Work task ▸ What you output must match the entries exactly, apart from the pictures, which are left out.

**********

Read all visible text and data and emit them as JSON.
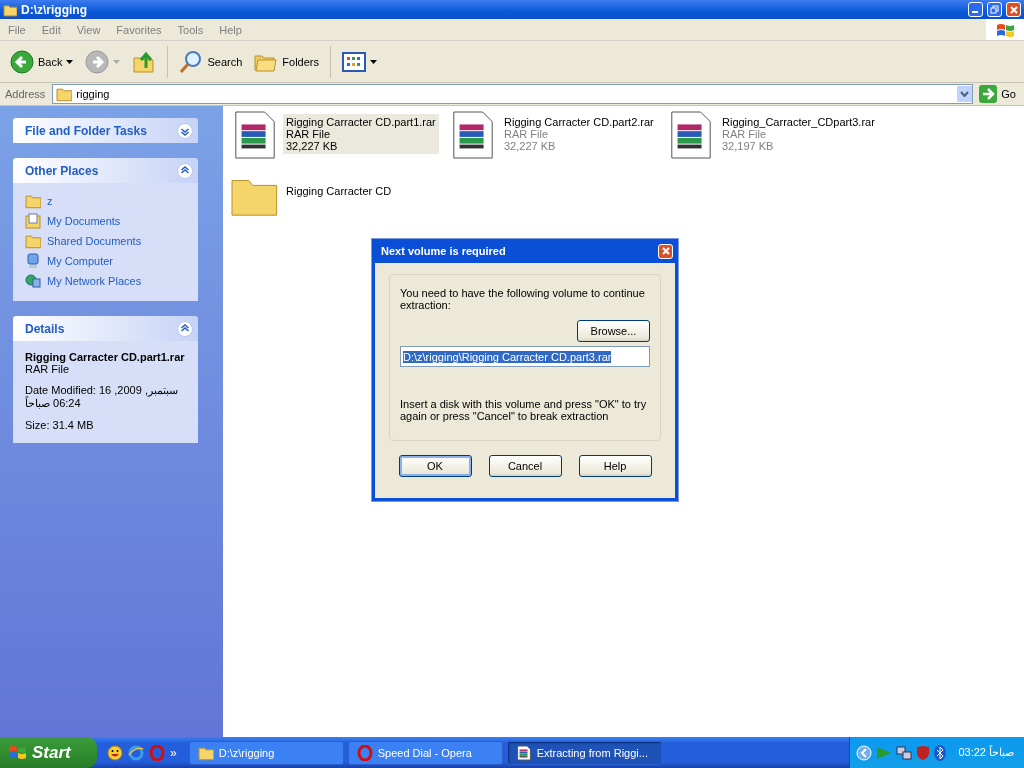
{
  "window": {
    "title": "D:\\z\\rigging"
  },
  "menu": [
    "File",
    "Edit",
    "View",
    "Favorites",
    "Tools",
    "Help"
  ],
  "toolbar": [
    {
      "kind": "back",
      "label": "Back"
    },
    {
      "kind": "forward"
    },
    {
      "kind": "up"
    },
    {
      "kind": "search",
      "label": "Search"
    },
    {
      "kind": "folders",
      "label": "Folders"
    },
    {
      "kind": "views"
    }
  ],
  "address": {
    "label": "Address",
    "value": "rigging",
    "go": "Go"
  },
  "sidebar": {
    "panels": [
      {
        "title": "File and Folder Tasks",
        "expanded": false
      },
      {
        "title": "Other Places",
        "expanded": true,
        "items": [
          {
            "kind": "folder",
            "label": "z"
          },
          {
            "kind": "documents",
            "label": "My Documents"
          },
          {
            "kind": "folder",
            "label": "Shared Documents"
          },
          {
            "kind": "computer",
            "label": "My Computer"
          },
          {
            "kind": "network",
            "label": "My Network Places"
          }
        ]
      },
      {
        "title": "Details",
        "expanded": true,
        "details": {
          "name": "Rigging Carracter CD.part1.rar",
          "type": "RAR File",
          "modified": "Date Modified: 16 سبتمبر, 2009, 06:24 صباحاً",
          "size": "Size: 31.4 MB"
        }
      }
    ]
  },
  "files": [
    {
      "kind": "rar",
      "name": "Rigging Carracter CD.part1.rar",
      "type": "RAR File",
      "size": "32,227 KB",
      "selected": true
    },
    {
      "kind": "rar",
      "name": "Rigging Carracter CD.part2.rar",
      "type": "RAR File",
      "size": "32,227 KB",
      "selected": false
    },
    {
      "kind": "rar",
      "name": "Rigging_Carracter_CDpart3.rar",
      "type": "RAR File",
      "size": "32,197 KB",
      "selected": false
    },
    {
      "kind": "folder",
      "name": "Rigging Carracter CD",
      "selected": false
    }
  ],
  "dialog": {
    "title": "Next volume is required",
    "message": "You need to have the following volume to continue extraction:",
    "browse": "Browse...",
    "path": "D:\\z\\rigging\\Rigging Carracter CD.part3.rar",
    "note": "Insert a disk with this volume and press \"OK\" to try again or press \"Cancel\" to break extraction",
    "buttons": [
      {
        "label": "OK",
        "default": true
      },
      {
        "label": "Cancel",
        "default": false
      },
      {
        "label": "Help",
        "default": false
      }
    ]
  },
  "taskbar": {
    "start": "Start",
    "quicklaunch": [
      {
        "kind": "smiley"
      },
      {
        "kind": "ie"
      },
      {
        "kind": "opera"
      }
    ],
    "more": "»",
    "tasks": [
      {
        "kind": "folder",
        "label": "D:\\z\\rigging",
        "selected": false
      },
      {
        "kind": "opera",
        "label": "Speed Dial - Opera",
        "selected": false
      },
      {
        "kind": "rar",
        "label": "Extracting from Riggi...",
        "selected": true
      }
    ],
    "clock": "03:22 صباحاً"
  }
}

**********

Expected output ▸
Read all visible text and data and emit them as JSON.
{
  "window": {
    "title": "D:\\z\\rigging"
  },
  "menu": [
    "File",
    "Edit",
    "View",
    "Favorites",
    "Tools",
    "Help"
  ],
  "toolbar": [
    {
      "kind": "back",
      "label": "Back"
    },
    {
      "kind": "forward"
    },
    {
      "kind": "up"
    },
    {
      "kind": "search",
      "label": "Search"
    },
    {
      "kind": "folders",
      "label": "Folders"
    },
    {
      "kind": "views"
    }
  ],
  "address": {
    "label": "Address",
    "value": "rigging",
    "go": "Go"
  },
  "sidebar": {
    "panels": [
      {
        "title": "File and Folder Tasks",
        "expanded": false
      },
      {
        "title": "Other Places",
        "expanded": true,
        "items": [
          {
            "kind": "folder",
            "label": "z"
          },
          {
            "kind": "documents",
            "label": "My Documents"
          },
          {
            "kind": "folder",
            "label": "Shared Documents"
          },
          {
            "kind": "computer",
            "label": "My Computer"
          },
          {
            "kind": "network",
            "label": "My Network Places"
          }
        ]
      },
      {
        "title": "Details",
        "expanded": true,
        "details": {
          "name": "Rigging Carracter CD.part1.rar",
          "type": "RAR File",
          "modified": "Date Modified: 16 سبتمبر, 2009, 06:24 صباحاً",
          "size": "Size: 31.4 MB"
        }
      }
    ]
  },
  "files": [
    {
      "kind": "rar",
      "name": "Rigging Carracter CD.part1.rar",
      "type": "RAR File",
      "size": "32,227 KB",
      "selected": true
    },
    {
      "kind": "rar",
      "name": "Rigging Carracter CD.part2.rar",
      "type": "RAR File",
      "size": "32,227 KB",
      "selected": false
    },
    {
      "kind": "rar",
      "name": "Rigging_Carracter_CDpart3.rar",
      "type": "RAR File",
      "size": "32,197 KB",
      "selected": false
    },
    {
      "kind": "folder",
      "name": "Rigging Carracter CD",
      "selected": false
    }
  ],
  "dialog": {
    "title": "Next volume is required",
    "message": "You need to have the following volume to continue extraction:",
    "browse": "Browse...",
    "path": "D:\\z\\rigging\\Rigging Carracter CD.part3.rar",
    "note": "Insert a disk with this volume and press \"OK\" to try again or press \"Cancel\" to break extraction",
    "buttons": [
      {
        "label": "OK",
        "default": true
      },
      {
        "label": "Cancel",
        "default": false
      },
      {
        "label": "Help",
        "default": false
      }
    ]
  },
  "taskbar": {
    "start": "Start",
    "quicklaunch": [
      {
        "kind": "smiley"
      },
      {
        "kind": "ie"
      },
      {
        "kind": "opera"
      }
    ],
    "more": "»",
    "tasks": [
      {
        "kind": "folder",
        "label": "D:\\z\\rigging",
        "selected": false
      },
      {
        "kind": "opera",
        "label": "Speed Dial - Opera",
        "selected": false
      },
      {
        "kind": "rar",
        "label": "Extracting from Riggi...",
        "selected": true
      }
    ],
    "clock": "03:22 صباحاً"
  }
}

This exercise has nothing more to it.